It might be a bit late for the start of semester, but if my colleagues are anything to do by, then it’s never too late to try out.

Beyond the mountains

As part of the various discussions on learning & teaching at UACES last week, we held a roundtable on the INOTLES project that I’ve been involved with for the past few years.

We were talking about the difficulties of designing pedagogic materials for use by others, and I gave the example of the photo above.

It’s from my summer holiday in Croatia (yes, we had a lovely time, thank you for asking).

Most days, we would sit on the beach, swim a bit, read a bit, generally laze about. But I would also find myself asking what was on the other side of the mountains that I could see.

At one level, I know exactly what’s there. I have a map, guidebooks; I’ve even possibly spent some time on Google Earth, flying over the terrain.
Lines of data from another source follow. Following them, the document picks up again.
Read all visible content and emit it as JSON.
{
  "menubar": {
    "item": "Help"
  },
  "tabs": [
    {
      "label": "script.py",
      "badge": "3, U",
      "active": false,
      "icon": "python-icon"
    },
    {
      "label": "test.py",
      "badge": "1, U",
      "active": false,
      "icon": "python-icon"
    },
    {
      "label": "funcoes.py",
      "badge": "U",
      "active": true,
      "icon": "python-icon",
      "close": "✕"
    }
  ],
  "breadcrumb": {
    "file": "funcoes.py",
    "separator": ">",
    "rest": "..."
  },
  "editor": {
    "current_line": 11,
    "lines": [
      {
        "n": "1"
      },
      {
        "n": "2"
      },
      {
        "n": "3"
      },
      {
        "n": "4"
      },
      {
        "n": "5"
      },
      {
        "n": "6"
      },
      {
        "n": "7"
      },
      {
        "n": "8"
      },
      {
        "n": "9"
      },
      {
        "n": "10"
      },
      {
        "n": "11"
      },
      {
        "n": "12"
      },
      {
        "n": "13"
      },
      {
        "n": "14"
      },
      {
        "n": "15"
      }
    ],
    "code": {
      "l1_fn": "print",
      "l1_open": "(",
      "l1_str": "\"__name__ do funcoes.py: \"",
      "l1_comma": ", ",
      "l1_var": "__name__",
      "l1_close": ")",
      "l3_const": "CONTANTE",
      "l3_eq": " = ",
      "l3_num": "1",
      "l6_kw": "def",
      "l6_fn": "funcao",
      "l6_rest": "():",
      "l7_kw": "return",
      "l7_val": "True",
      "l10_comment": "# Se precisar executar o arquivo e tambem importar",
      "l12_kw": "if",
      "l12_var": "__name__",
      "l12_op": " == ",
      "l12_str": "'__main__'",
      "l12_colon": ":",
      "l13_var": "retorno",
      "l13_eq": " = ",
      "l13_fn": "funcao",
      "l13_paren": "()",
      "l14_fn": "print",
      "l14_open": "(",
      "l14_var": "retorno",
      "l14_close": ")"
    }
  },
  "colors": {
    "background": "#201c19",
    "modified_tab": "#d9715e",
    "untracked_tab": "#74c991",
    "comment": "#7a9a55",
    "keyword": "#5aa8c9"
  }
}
But at another level, I have no real idea what it’s like. I’ve never visited (having found that the beach was a perfectly lovely spot); I’ve never even talked to someone who has been over the mountains.

And that’s rather the situation I find with designing materials for others to use.

I feel I had a good grasp of what’s important in any given pedagogic method, the core elements that must be present for it to work, and I feel confident that I can communicate that to others.

But I also know that without actually experiencing the situation of the end-user, it’s very hard to make something that is very useful (rather than just functioning), because there are a wide variety of factors that come into play.

To come back to the INOTLES project, one of the big challenges was re-adjusting my understanding of the situation of our partners in Eastern Europe. While I was worrying initially about aligning assessment with game-play in simulations, they were worrying about a lack of furniture in their classrooms.

Problematically, this is not an easy situation to resolve. When we create materials for sharing, we always do with a number of assumptions that are more or less implicit. Even if we could list all those assumptions, it’s not immediately obvious how they might impact on pedagogy (the presence/absence of furniture might be a good example).

Perhaps the best we can do is be alive to this issue and to be open to discussion with end-users about how they see things and what adjustments might be suitable. In short, talking with each other might be the way forward, to take us to the edge of the mountains.